Material provided ->

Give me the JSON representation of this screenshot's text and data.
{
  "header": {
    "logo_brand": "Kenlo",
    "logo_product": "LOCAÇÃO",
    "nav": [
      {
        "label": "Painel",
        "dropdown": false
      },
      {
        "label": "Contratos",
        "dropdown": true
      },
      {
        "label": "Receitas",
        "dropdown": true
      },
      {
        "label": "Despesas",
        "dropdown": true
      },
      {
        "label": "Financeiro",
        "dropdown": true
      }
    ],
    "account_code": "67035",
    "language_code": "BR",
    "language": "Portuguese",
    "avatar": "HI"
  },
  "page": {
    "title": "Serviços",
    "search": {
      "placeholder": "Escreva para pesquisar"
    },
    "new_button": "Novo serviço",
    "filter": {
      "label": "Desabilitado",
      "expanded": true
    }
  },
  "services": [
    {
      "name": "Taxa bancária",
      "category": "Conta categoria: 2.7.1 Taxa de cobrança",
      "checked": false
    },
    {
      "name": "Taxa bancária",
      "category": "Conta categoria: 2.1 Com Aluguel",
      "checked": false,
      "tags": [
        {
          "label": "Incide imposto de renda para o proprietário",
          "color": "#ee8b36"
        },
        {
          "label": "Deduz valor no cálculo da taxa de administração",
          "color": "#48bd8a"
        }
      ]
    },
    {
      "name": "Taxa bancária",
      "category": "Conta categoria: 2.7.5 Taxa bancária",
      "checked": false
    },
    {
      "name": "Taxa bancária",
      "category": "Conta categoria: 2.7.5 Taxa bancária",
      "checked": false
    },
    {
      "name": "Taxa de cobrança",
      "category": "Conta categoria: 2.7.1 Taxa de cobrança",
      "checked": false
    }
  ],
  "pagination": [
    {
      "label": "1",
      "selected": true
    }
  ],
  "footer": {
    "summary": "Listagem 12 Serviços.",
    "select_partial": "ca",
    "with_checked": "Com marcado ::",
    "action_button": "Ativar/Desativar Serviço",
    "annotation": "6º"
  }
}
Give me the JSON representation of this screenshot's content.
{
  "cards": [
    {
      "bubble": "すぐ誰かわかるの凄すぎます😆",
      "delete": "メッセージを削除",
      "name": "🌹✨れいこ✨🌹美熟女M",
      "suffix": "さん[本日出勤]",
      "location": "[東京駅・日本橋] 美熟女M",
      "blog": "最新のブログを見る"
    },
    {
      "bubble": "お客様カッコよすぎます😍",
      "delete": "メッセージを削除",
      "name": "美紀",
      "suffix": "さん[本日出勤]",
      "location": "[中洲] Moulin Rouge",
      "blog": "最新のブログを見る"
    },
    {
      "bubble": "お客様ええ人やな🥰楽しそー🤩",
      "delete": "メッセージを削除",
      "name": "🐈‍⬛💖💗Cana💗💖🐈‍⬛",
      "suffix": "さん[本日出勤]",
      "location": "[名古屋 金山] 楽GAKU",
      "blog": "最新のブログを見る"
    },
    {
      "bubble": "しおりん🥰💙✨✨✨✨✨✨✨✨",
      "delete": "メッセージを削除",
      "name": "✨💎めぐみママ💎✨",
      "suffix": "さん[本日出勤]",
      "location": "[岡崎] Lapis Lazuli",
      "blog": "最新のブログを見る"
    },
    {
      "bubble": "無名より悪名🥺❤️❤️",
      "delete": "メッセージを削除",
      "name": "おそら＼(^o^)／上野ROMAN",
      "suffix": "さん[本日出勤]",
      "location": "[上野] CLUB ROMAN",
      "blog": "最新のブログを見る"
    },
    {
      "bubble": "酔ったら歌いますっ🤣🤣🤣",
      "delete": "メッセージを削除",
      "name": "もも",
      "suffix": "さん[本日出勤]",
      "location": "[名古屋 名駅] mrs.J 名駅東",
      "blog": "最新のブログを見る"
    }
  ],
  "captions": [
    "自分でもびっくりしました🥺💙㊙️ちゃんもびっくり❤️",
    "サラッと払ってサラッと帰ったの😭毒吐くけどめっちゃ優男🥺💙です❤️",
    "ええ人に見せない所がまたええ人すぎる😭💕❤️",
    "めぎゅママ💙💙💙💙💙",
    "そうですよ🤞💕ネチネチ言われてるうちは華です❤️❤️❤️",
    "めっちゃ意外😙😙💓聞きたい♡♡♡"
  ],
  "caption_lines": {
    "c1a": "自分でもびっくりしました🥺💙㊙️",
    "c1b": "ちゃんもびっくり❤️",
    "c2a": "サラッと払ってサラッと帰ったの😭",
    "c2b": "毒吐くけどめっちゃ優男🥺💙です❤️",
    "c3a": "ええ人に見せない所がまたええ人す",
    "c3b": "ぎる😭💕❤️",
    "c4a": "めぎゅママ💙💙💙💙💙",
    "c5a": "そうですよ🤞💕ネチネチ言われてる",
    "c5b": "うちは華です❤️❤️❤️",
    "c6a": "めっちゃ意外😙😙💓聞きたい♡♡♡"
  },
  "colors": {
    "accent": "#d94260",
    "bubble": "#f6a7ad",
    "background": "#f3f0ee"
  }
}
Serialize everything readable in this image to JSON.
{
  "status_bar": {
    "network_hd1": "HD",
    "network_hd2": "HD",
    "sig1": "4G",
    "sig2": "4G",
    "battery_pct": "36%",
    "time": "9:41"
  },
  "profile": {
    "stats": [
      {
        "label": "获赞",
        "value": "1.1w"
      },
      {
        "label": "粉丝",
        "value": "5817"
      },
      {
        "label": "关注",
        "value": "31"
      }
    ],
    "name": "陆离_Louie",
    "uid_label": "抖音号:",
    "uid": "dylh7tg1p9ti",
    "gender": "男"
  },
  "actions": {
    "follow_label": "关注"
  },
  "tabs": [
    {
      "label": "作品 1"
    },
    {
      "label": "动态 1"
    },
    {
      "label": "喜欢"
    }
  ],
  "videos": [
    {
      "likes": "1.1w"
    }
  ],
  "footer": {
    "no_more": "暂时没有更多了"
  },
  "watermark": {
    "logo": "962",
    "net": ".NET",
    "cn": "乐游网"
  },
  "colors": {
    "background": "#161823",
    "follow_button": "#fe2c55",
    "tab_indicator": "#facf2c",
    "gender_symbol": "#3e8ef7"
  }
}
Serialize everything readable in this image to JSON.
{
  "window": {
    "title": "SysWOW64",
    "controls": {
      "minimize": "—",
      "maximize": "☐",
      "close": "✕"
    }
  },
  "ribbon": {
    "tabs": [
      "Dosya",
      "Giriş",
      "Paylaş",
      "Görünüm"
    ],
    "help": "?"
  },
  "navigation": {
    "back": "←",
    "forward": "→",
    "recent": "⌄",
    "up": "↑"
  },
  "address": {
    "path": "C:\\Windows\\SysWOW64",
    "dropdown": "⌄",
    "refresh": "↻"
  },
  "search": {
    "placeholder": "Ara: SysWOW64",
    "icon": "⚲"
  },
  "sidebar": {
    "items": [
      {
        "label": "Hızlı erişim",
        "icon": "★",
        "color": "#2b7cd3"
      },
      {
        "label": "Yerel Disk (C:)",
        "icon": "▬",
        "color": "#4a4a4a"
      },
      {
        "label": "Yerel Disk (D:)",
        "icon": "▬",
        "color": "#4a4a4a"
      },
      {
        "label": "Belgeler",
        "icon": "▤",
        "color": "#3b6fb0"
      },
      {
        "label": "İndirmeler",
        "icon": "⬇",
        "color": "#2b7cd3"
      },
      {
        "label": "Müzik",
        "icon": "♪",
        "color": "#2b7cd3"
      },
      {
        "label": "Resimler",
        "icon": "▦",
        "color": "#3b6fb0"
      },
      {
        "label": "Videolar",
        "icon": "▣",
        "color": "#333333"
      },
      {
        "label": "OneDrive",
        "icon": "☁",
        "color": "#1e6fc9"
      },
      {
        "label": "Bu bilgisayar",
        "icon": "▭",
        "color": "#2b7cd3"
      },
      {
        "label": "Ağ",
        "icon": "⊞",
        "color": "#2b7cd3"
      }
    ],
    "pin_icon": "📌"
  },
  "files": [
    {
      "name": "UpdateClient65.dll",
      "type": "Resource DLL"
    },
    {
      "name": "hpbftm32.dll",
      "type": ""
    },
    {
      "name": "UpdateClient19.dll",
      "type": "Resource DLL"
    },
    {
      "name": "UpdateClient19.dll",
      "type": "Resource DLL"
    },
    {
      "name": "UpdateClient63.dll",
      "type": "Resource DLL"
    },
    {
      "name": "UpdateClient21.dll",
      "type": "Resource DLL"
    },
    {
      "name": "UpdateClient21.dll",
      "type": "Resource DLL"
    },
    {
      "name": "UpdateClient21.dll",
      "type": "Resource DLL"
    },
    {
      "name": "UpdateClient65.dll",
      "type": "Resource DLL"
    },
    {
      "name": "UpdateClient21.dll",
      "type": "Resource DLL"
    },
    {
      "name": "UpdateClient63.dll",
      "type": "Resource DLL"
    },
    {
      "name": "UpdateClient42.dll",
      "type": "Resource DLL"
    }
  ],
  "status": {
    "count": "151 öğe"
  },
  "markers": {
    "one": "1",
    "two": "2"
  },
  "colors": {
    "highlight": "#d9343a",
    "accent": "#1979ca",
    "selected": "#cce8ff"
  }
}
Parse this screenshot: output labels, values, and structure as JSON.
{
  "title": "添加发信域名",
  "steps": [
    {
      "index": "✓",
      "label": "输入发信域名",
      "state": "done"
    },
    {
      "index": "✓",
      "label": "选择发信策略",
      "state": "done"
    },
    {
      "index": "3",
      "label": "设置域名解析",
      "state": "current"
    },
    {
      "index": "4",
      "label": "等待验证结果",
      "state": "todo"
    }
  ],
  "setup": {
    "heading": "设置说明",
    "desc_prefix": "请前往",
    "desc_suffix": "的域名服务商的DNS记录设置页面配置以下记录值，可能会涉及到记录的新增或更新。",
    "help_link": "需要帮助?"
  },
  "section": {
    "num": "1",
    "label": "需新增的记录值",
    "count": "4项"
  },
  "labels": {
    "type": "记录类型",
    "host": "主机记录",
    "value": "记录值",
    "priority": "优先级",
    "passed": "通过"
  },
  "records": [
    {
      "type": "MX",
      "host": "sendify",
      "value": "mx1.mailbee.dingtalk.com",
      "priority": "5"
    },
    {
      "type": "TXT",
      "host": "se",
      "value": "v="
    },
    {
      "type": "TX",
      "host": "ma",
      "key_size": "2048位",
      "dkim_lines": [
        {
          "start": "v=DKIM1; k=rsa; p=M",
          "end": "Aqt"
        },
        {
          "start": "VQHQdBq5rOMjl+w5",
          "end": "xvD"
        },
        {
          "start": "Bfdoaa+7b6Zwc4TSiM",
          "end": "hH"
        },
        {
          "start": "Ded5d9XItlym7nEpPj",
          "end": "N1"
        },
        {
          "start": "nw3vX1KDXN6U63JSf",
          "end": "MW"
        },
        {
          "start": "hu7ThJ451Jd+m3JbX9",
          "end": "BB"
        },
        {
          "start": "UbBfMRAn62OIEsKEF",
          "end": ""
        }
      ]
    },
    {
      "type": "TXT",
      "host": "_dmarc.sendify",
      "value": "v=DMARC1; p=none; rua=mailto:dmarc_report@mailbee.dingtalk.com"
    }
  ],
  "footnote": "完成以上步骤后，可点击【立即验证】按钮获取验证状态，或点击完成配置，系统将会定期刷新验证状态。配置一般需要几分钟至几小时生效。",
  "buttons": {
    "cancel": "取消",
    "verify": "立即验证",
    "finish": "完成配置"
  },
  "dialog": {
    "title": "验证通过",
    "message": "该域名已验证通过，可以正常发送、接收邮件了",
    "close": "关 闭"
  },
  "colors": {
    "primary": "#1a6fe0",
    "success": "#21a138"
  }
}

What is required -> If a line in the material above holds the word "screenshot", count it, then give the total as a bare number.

Answer space -> 3